In his Foundation series, Isaac Asimov introduces the idea of a mentalic – a person with unusual psychic abilities. In Forward the Foundation (Foundation Novels), he describes how mentalics discover their peers in society: “Stettin, I believe you said that on certain occasions you’ve ‘felt’ another mind like yours but haven’t been able to identify it.” “Yes,” answered Palver, “I’ve had flashes, but each time I was in a crowd. And, in my twenty-four years, I can remember feeling such a flash just four or five times.” “But Stettin,” said Seldon, his voice low with intensity, “each flash was, potentially, the mind of another person like you and Wanda – another mentalic…We must find other mentalics.” As mentalics studied their world, they realized they were different from most of those around them. Certain events and chance encounters triggered that awareness, and by meeting and working in concert with fellow mentalics, they had the potential to change the world.
The Christian faith is nothing without the resurrection of Jesus. If Christ was not raised, we might as well pack our backs now and, like many renowned atheists, end our lives prematurely: There is no hope, no purpose, no objective morality, and our faith is a monumental waste of time.

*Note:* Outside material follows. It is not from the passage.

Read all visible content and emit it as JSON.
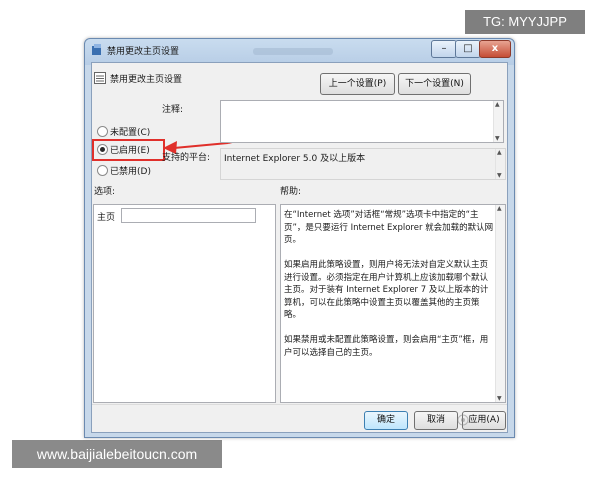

So many today believe that Jesus’ resurrection was a fabrication, a magician’s trick, wishful thinking, pure fantasy, or irrelevant. As followers of Jesus, instead of bickering among ourselves over trivial concerns or embroiling ourselves in politics, we should be proclaiming the resurrection of Christ at every opportunity – because everything else in this world pales into insignificance. While the body of every other historical figure has rotted away, the body and person of Jesus live on!
Naturalists assume that our world consists only of what we can detect – and no more. To accept anything different would open the door to a supernatural world. But what if dimensions of space exist of which we are unaware? This idea was popular in Victorian England, and it was explored in a landmark novel of the time: Flatland. In the author’s two-dimensional world, a sphere has ‘supernatural’ properties, seemingly a circle that can appear, disappear, and change size as it moves in a hidden third dimension. What would we expect to see if a fourth dimension of space exists? Could it be detected by scientists?

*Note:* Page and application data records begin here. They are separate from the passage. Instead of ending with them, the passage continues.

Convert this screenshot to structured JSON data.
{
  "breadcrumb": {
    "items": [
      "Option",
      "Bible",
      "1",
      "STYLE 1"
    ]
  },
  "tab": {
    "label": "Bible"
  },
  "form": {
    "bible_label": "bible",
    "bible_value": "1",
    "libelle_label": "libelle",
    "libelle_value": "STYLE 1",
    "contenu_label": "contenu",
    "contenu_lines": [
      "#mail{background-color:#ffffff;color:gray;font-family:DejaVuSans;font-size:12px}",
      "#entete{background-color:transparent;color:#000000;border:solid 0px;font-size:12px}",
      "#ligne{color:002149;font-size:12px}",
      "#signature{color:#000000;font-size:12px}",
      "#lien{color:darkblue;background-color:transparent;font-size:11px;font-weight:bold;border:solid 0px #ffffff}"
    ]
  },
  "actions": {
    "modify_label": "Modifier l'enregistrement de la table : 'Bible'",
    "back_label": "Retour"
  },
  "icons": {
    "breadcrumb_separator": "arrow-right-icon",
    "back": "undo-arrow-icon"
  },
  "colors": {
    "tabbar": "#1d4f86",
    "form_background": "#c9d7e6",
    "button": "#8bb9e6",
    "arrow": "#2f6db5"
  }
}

In 1894, Robert Anderson was Chief of the Criminal Investigation Department at Scotland Yard, the headquarters of Britain’s national police force. It was in this year that his most well-known work was published for the first time: Coming Prince, The (Sir Robert Anderson Library Series). In this book, Anderson used his extensive investigative powers to confirm perhaps the most remarkable prophecy in all the Bible. When he retired a few years later, this well-respected public servant was knighted by Queen Victoria to become Sir Robert Anderson. He lived to see ten editions of his book be published.
According to the laws of physics, there’s no reason why time should move only forward. Total entropy would increase, for example, whether we’re moving backward or forward in time (which points to a universe with very low starting entropy – that is, highly ordered). We’re locked to the arrow of time, and we move forward at a constant pace, but that appears to be something imposed on us. Based on what we know of science, it’s quite possible for beings to exist outside of time. (Brian Greene discusses the time dimension in detail in his very readable book: The Fabric of the Cosmos: Space, Time, and the Texture of Reality.)